[[ DATA UNDER STUDY, beginning ]]

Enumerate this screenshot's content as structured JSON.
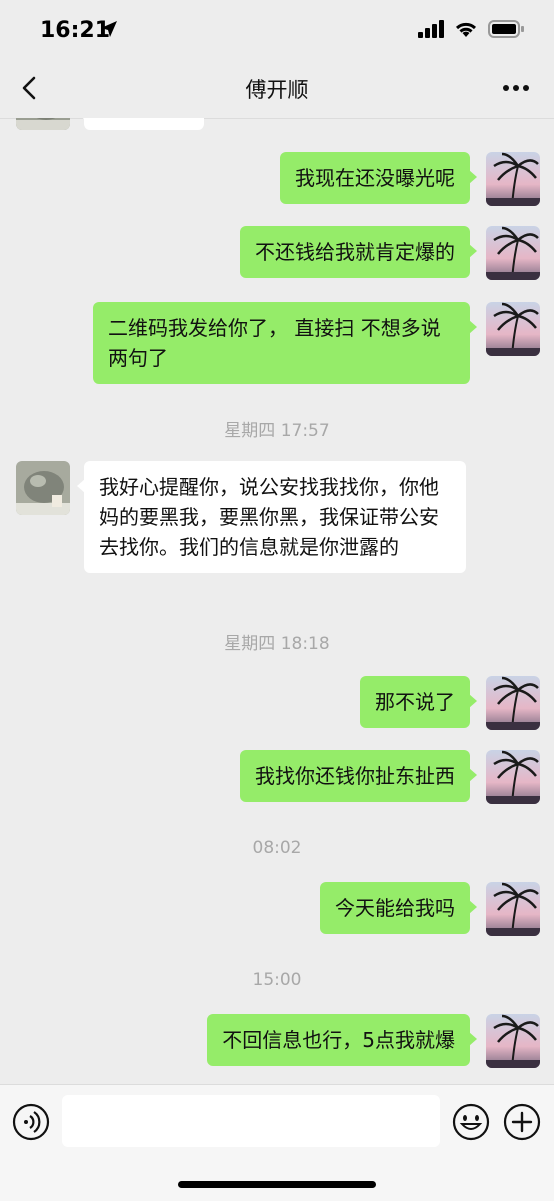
{
  "status_bar": {
    "time": "16:21"
  },
  "header": {
    "title": "傅开顺"
  },
  "messages": [
    {
      "type": "out",
      "text": "我现在还没曝光呢"
    },
    {
      "type": "out",
      "text": "不还钱给我就肯定爆的"
    },
    {
      "type": "out",
      "text": "二维码我发给你了， 直接扫  不想多说两句了"
    },
    {
      "type": "time",
      "text": "星期四 17:57"
    },
    {
      "type": "in",
      "text": "我好心提醒你，说公安找我找你，你他妈的要黑我，要黑你黑，我保证带公安去找你。我们的信息就是你泄露的"
    },
    {
      "type": "time",
      "text": "星期四 18:18"
    },
    {
      "type": "out",
      "text": "那不说了"
    },
    {
      "type": "out",
      "text": "我找你还钱你扯东扯西"
    },
    {
      "type": "time",
      "text": "08:02"
    },
    {
      "type": "out",
      "text": "今天能给我吗"
    },
    {
      "type": "time",
      "text": "15:00"
    },
    {
      "type": "out",
      "text": "不回信息也行，5点我就爆"
    }
  ],
  "input": {
    "placeholder": ""
  },
  "icons": {
    "back": "chevron-left-icon",
    "more": "ellipsis-icon",
    "voice": "voice-icon",
    "emoji": "emoji-icon",
    "plus": "plus-icon"
  },
  "colors": {
    "outgoing_bubble": "#95ec69",
    "incoming_bubble": "#ffffff",
    "background": "#ededed"
  }
}
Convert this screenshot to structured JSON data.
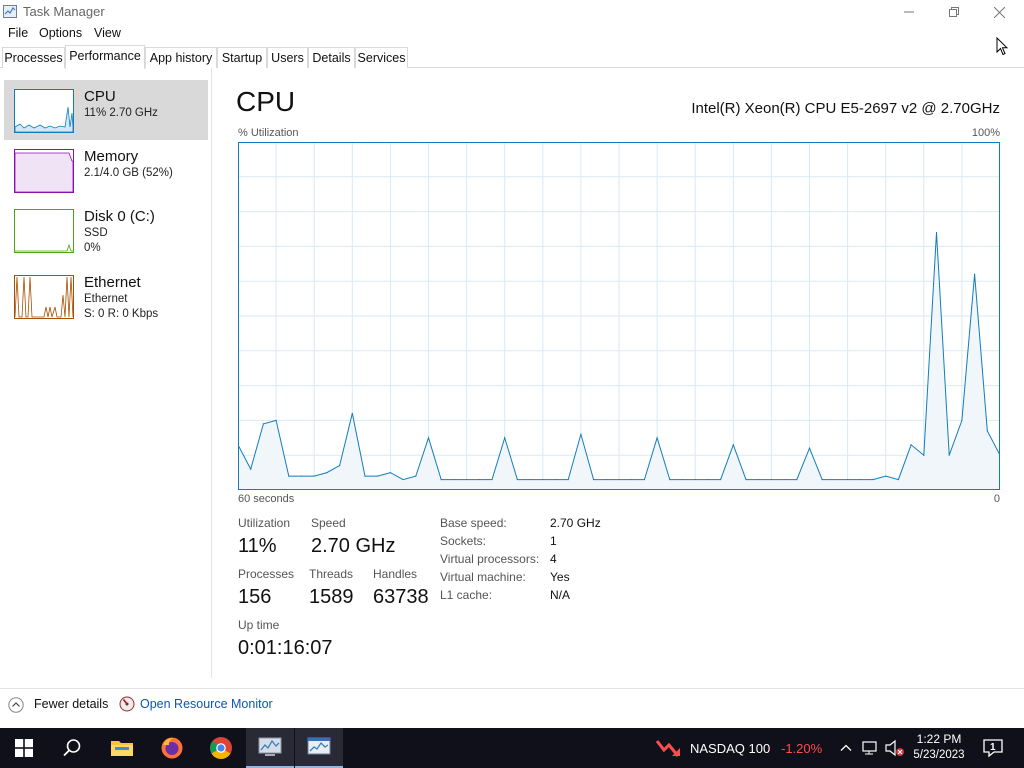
{
  "window": {
    "title": "Task Manager"
  },
  "menu": [
    "File",
    "Options",
    "View"
  ],
  "tabs": [
    "Processes",
    "Performance",
    "App history",
    "Startup",
    "Users",
    "Details",
    "Services"
  ],
  "active_tab": "Performance",
  "sidebar": {
    "items": [
      {
        "title": "CPU",
        "sub1": "11% 2.70 GHz",
        "sub2": "",
        "color": "#117dbb"
      },
      {
        "title": "Memory",
        "sub1": "2.1/4.0 GB (52%)",
        "sub2": "",
        "color": "#8b12ae"
      },
      {
        "title": "Disk 0 (C:)",
        "sub1": "SSD",
        "sub2": "0%",
        "color": "#4da60c"
      },
      {
        "title": "Ethernet",
        "sub1": "Ethernet",
        "sub2": "S: 0 R: 0 Kbps",
        "color": "#a74f01"
      }
    ]
  },
  "main": {
    "title": "CPU",
    "model": "Intel(R) Xeon(R) CPU E5-2697 v2 @ 2.70GHz",
    "graph_top_left": "% Utilization",
    "graph_top_right": "100%",
    "graph_bottom_left": "60 seconds",
    "graph_bottom_right": "0",
    "stats": {
      "utilization_label": "Utilization",
      "utilization_value": "11%",
      "speed_label": "Speed",
      "speed_value": "2.70 GHz",
      "processes_label": "Processes",
      "processes_value": "156",
      "threads_label": "Threads",
      "threads_value": "1589",
      "handles_label": "Handles",
      "handles_value": "63738",
      "uptime_label": "Up time",
      "uptime_value": "0:01:16:07"
    },
    "details": [
      {
        "key": "Base speed:",
        "value": "2.70 GHz"
      },
      {
        "key": "Sockets:",
        "value": "1"
      },
      {
        "key": "Virtual processors:",
        "value": "4"
      },
      {
        "key": "Virtual machine:",
        "value": "Yes"
      },
      {
        "key": "L1 cache:",
        "value": "N/A"
      }
    ]
  },
  "chart_data": {
    "type": "area",
    "xlim": [
      60,
      0
    ],
    "ylim": [
      0,
      100
    ],
    "grid": true,
    "color": "#117dbb",
    "x": [
      60,
      59,
      58,
      57,
      56,
      55,
      54,
      53,
      52,
      51,
      50,
      49,
      48,
      47,
      46,
      45,
      44,
      43,
      42,
      41,
      40,
      39,
      38,
      37,
      36,
      35,
      34,
      33,
      32,
      31,
      30,
      29,
      28,
      27,
      26,
      25,
      24,
      23,
      22,
      21,
      20,
      19,
      18,
      17,
      16,
      15,
      14,
      13,
      12,
      11,
      10,
      9,
      8,
      7,
      6,
      5,
      4,
      3,
      2,
      1,
      0
    ],
    "values": [
      13,
      6,
      19,
      20,
      4,
      4,
      4,
      5,
      7,
      22,
      4,
      4,
      5,
      3,
      4,
      15,
      3,
      3,
      3,
      3,
      3,
      15,
      3,
      3,
      3,
      3,
      3,
      16,
      3,
      3,
      3,
      3,
      3,
      15,
      3,
      3,
      3,
      3,
      3,
      13,
      3,
      3,
      3,
      3,
      3,
      12,
      3,
      3,
      3,
      3,
      3,
      4,
      3,
      13,
      10,
      74,
      10,
      20,
      62,
      17,
      10
    ]
  },
  "footer": {
    "fewer_details": "Fewer details",
    "open_resource_monitor": "Open Resource Monitor"
  },
  "taskbar": {
    "nasdaq_label": "NASDAQ 100",
    "nasdaq_change": "-1.20%",
    "time": "1:22 PM",
    "date": "5/23/2023",
    "notification_count": "1"
  }
}
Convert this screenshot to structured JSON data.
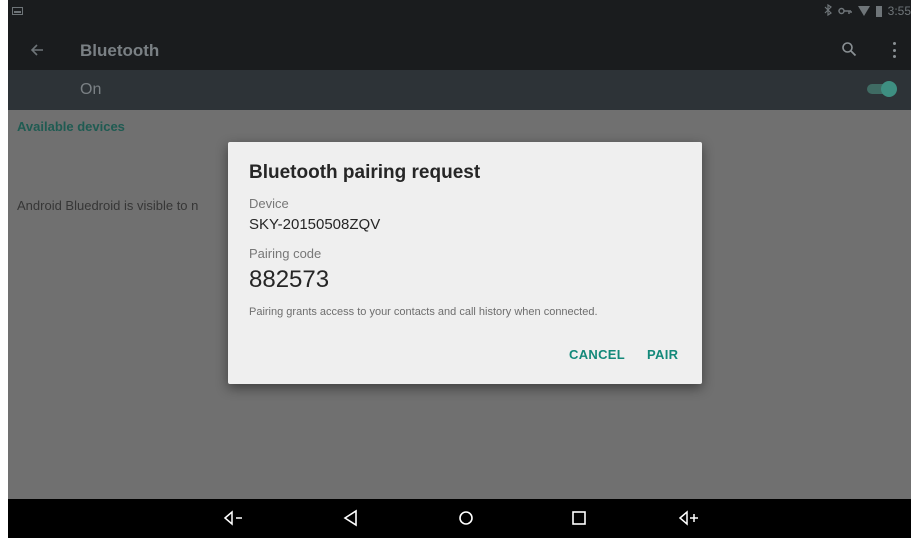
{
  "status_bar": {
    "time": "3:55",
    "icons": [
      "screenshot-icon",
      "bluetooth-icon",
      "vpn-key-icon",
      "wifi-icon",
      "battery-icon"
    ]
  },
  "action_bar": {
    "title": "Bluetooth",
    "back_icon": "back-arrow-icon",
    "search_icon": "search-icon",
    "overflow_icon": "overflow-menu-icon"
  },
  "switch_bar": {
    "label": "On",
    "toggle_on": true
  },
  "content": {
    "section_header": "Available devices",
    "visible_text": "Android Bluedroid is visible to n"
  },
  "dialog": {
    "title": "Bluetooth pairing request",
    "device_label": "Device",
    "device_value": "SKY-20150508ZQV",
    "code_label": "Pairing code",
    "code_value": "882573",
    "note": "Pairing grants access to your contacts and call history when connected.",
    "cancel_label": "CANCEL",
    "pair_label": "PAIR"
  },
  "nav_bar": {
    "buttons": [
      "volume-down-icon",
      "back-icon",
      "home-icon",
      "recents-icon",
      "volume-up-icon"
    ]
  },
  "colors": {
    "accent": "#13897a",
    "status_bar": "#1a1c1e",
    "switch_bar": "#2d3337",
    "dim_background": "#707070",
    "dialog_background": "#efefef"
  }
}
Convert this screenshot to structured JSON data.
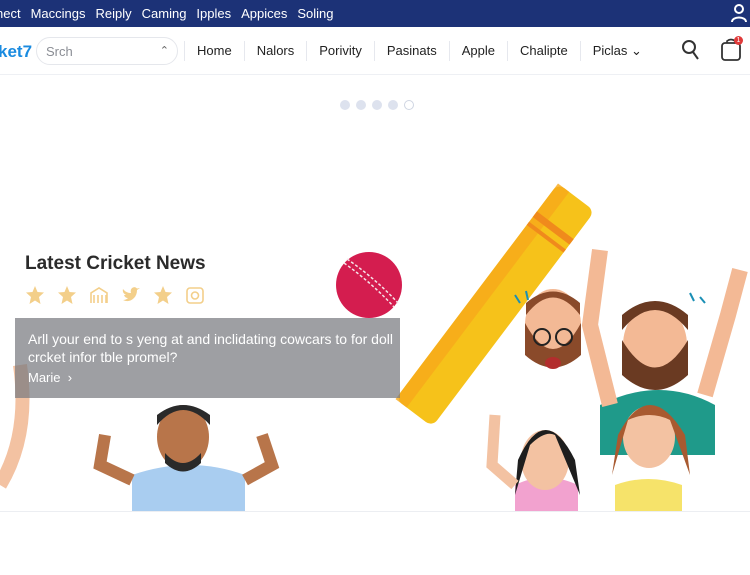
{
  "topbar": {
    "links": [
      "nect",
      "Maccings",
      "Reiply",
      "Caming",
      "Ipples",
      "Appices",
      "Soling"
    ]
  },
  "nav": {
    "logo": "ket7",
    "search_placeholder": "Srch",
    "items": [
      "Home",
      "Nalors",
      "Porivity",
      "Pasinats",
      "Apple",
      "Chalipte",
      "Piclas"
    ],
    "cart_badge": "1"
  },
  "carousel": {
    "slides": 5,
    "active": 5
  },
  "hero": {
    "title": "Latest Cricket News",
    "description": "Arll your end to s yeng at and inclidating cowcars to for doll crcket infor tble promel?",
    "more_label": "Marie"
  },
  "colors": {
    "topbar": "#1c3277",
    "accent": "#1a8be0",
    "badge": "#e03a3a"
  }
}
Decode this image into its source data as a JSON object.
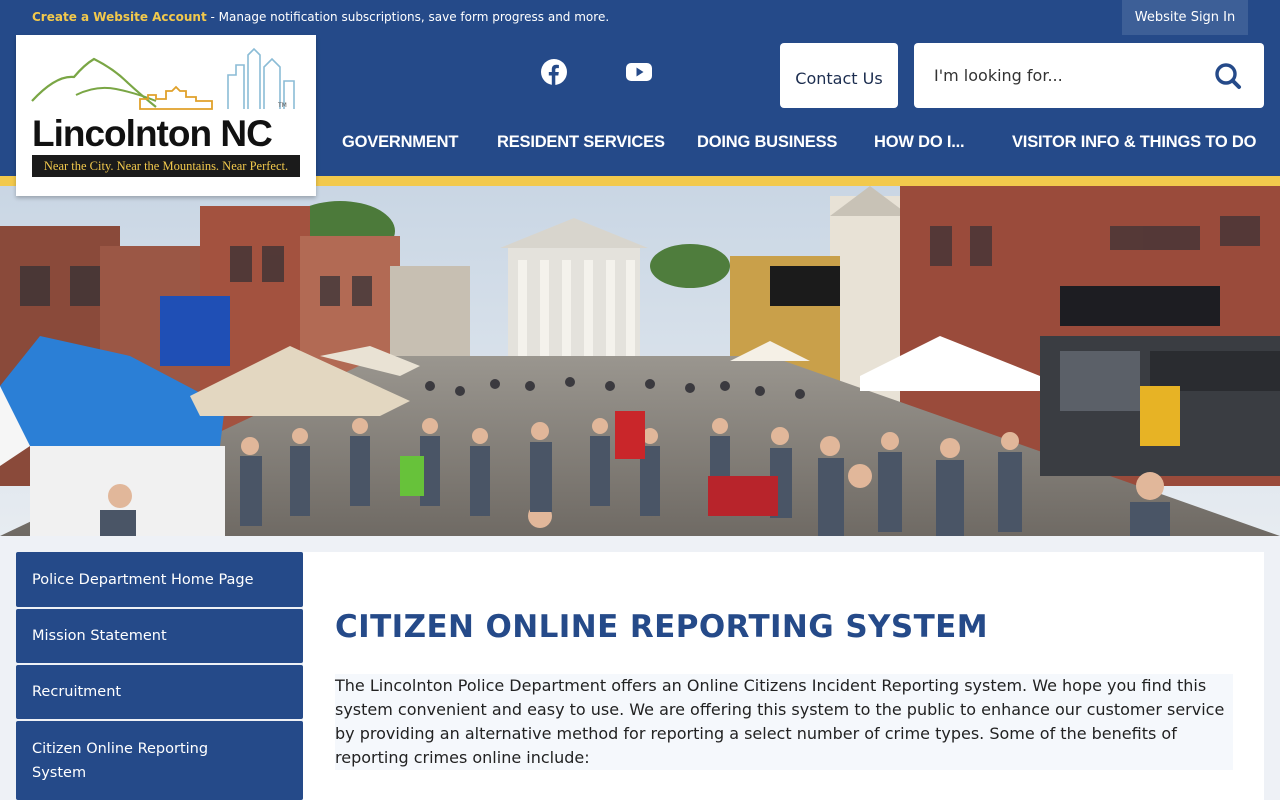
{
  "topbar": {
    "create_link": "Create a Website Account",
    "message": " - Manage notification subscriptions, save form progress and more.",
    "signin_label": "Website Sign In"
  },
  "logo": {
    "name": "Lincolnton NC",
    "tagline": "Near the City. Near the Mountains. Near Perfect."
  },
  "social": [
    "facebook-icon",
    "youtube-icon"
  ],
  "header": {
    "contact_label": "Contact Us",
    "search_placeholder": "I'm looking for..."
  },
  "nav": {
    "items": [
      {
        "label": "GOVERNMENT"
      },
      {
        "label": "RESIDENT SERVICES"
      },
      {
        "label": "DOING BUSINESS"
      },
      {
        "label": "HOW DO I..."
      },
      {
        "label": "VISITOR INFO & THINGS TO DO"
      }
    ]
  },
  "sidebar": {
    "items": [
      {
        "label": "Police Department Home Page"
      },
      {
        "label": "Mission Statement"
      },
      {
        "label": "Recruitment"
      },
      {
        "label": "Citizen Online Reporting System"
      }
    ]
  },
  "main": {
    "title": "CITIZEN ONLINE REPORTING SYSTEM",
    "intro": "The Lincolnton Police Department offers an Online Citizens Incident Reporting system. We hope you find this system convenient and easy to use. We are offering this system to the public to enhance our customer service by providing an alternative method for reporting a select number of crime types. Some of the benefits of reporting crimes online include:"
  },
  "colors": {
    "brand_blue": "#254a89",
    "accent_gold": "#f2c94c"
  }
}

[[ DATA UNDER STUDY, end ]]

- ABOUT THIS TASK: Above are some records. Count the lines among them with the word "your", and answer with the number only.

- EXERCISE ANSWER: 2